Web-technologies groups are now forcing the acknowledgment that Web services will indeed use mechanisms other than SOAP, WSDL, or even Universal Description, Discovery, and Integration (UDDI). Instead, standards such as Plain Old XML (POX) over HTTP and Representational State Transfer (REST) are asserting themselves as legitimate and very credible ways of delivering on the value proposition of Web services. As Web services assume more expansive definitions, we can represent them using a wide variety of formats and communications protocols. [italics mine]
You forgot ebXML…
Daryl has just done enterprise development shops and ISVs a big favour by reintroducing the notion of more flexibility into SOA thinking. Lets keep the architecture astronauts on the back foot and just think about data, people and processes, and how to link them using web modes.

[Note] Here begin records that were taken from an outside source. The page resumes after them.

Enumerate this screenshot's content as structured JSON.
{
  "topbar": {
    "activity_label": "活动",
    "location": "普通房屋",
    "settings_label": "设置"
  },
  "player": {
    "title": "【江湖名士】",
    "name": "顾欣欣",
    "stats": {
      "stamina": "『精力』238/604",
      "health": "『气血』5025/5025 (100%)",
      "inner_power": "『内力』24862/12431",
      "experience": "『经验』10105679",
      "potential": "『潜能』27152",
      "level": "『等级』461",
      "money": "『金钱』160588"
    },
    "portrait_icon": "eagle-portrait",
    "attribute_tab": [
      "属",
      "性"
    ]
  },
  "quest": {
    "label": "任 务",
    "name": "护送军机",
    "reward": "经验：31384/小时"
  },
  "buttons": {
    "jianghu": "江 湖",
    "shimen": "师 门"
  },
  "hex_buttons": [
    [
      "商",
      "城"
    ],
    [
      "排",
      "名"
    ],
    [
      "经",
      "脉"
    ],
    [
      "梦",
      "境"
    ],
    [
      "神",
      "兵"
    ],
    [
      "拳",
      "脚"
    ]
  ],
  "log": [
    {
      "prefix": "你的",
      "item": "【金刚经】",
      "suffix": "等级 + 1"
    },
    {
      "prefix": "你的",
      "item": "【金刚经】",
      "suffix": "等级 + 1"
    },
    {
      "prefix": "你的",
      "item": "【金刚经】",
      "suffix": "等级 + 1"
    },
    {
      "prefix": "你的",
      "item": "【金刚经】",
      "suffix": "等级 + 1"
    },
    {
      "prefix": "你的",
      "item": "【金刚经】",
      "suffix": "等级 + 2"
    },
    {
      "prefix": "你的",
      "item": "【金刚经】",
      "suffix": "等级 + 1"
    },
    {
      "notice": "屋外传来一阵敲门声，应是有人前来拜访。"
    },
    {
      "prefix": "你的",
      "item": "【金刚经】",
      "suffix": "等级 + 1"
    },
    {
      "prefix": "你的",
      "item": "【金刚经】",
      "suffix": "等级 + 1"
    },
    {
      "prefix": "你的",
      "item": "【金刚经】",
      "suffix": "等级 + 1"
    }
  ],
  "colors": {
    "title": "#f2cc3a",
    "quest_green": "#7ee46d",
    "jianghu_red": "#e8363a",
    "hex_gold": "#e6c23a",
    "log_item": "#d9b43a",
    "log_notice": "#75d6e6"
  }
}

Next time an architect starts pushing for a WS-I everywhere solution you can push back with pragmatism. If you’re an enterprise and a vendor tries to tell the only way to build services is through WS-I, the classic “you must use UDDI” – then feel free to show them the door.
Standards are useful, but not when they prevent us from getting things done. Standards that act as barriers to participation lose their utility.
Its really good to see that Daryl is part of the reality-based community… what do you do when the facts change? you change your analysis… That’s just the way this business should work.